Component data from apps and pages
****************************************

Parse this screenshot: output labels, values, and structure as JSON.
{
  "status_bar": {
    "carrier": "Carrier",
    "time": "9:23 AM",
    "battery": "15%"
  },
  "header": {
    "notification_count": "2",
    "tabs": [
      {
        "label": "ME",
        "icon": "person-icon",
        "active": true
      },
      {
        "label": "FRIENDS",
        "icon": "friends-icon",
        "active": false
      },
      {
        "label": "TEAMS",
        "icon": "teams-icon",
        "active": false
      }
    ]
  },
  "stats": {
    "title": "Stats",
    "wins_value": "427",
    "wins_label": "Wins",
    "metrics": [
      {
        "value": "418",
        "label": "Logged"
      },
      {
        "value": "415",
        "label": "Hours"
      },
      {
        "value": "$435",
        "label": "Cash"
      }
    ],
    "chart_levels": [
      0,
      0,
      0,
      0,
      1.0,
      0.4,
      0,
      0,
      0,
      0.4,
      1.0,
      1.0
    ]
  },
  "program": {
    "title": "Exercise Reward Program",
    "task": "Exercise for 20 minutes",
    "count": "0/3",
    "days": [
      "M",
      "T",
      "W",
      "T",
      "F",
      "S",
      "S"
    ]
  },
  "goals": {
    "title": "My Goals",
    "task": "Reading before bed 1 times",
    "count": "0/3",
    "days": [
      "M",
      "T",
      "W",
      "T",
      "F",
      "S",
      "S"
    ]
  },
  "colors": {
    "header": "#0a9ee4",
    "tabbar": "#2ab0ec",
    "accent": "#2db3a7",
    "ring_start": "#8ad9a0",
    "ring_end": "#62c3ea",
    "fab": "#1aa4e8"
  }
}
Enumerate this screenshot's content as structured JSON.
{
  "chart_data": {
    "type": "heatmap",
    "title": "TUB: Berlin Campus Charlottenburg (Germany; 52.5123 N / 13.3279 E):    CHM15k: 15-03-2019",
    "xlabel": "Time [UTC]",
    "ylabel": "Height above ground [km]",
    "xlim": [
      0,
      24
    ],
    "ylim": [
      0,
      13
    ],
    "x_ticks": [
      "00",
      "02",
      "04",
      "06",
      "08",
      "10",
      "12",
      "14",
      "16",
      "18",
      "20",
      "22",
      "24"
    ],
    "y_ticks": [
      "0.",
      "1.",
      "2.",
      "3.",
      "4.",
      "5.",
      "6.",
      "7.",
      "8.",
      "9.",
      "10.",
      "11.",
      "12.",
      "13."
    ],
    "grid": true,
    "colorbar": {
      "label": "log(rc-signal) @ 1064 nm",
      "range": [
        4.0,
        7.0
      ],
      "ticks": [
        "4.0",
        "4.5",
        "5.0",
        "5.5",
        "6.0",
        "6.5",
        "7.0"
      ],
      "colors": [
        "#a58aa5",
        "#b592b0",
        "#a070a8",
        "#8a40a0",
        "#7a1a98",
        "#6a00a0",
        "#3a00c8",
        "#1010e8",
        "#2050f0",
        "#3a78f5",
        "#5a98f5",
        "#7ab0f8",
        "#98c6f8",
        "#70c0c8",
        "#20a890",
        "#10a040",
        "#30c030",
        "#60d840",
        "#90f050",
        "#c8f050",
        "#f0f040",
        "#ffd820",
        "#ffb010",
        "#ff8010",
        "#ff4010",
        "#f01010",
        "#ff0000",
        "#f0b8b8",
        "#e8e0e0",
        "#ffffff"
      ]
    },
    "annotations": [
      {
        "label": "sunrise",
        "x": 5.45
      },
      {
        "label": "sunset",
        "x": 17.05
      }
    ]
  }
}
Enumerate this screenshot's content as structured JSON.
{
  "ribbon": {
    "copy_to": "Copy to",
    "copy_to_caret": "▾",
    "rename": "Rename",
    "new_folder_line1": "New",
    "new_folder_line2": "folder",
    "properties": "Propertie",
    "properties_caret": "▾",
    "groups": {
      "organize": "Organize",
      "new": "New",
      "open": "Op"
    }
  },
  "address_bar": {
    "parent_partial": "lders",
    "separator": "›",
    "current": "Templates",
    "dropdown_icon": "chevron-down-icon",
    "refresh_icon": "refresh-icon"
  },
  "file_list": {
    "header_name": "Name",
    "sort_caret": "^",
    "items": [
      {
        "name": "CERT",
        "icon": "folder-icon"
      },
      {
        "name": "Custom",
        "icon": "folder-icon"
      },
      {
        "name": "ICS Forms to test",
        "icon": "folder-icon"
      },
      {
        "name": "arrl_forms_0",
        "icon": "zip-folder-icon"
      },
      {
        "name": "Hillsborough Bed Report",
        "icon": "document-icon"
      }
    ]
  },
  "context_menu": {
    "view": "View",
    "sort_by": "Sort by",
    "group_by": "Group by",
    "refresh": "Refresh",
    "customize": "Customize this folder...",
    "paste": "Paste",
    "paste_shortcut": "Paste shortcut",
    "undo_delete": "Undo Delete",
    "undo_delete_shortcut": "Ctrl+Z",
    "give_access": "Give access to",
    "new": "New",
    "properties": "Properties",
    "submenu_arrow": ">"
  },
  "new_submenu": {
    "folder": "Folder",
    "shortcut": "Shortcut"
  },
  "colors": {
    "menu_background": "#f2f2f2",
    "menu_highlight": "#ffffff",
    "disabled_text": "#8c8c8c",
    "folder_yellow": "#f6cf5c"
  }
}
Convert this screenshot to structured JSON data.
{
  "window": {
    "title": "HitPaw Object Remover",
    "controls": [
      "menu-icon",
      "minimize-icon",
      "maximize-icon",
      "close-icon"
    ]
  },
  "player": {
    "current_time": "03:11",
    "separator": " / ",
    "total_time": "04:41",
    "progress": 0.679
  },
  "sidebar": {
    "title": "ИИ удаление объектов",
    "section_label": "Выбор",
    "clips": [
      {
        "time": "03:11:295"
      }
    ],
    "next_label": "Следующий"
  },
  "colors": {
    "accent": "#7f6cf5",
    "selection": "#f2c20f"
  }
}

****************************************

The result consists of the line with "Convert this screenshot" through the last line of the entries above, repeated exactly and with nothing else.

Response to this task:
Convert this screenshot to structured JSON data.
{
  "window": {
    "title": "HitPaw Object Remover",
    "controls": [
      "menu-icon",
      "minimize-icon",
      "maximize-icon",
      "close-icon"
    ]
  },
  "player": {
    "current_time": "03:11",
    "separator": " / ",
    "total_time": "04:41",
    "progress": 0.679
  },
  "sidebar": {
    "title": "ИИ удаление объектов",
    "section_label": "Выбор",
    "clips": [
      {
        "time": "03:11:295"
      }
    ],
    "next_label": "Следующий"
  },
  "colors": {
    "accent": "#7f6cf5",
    "selection": "#f2c20f"
  }
}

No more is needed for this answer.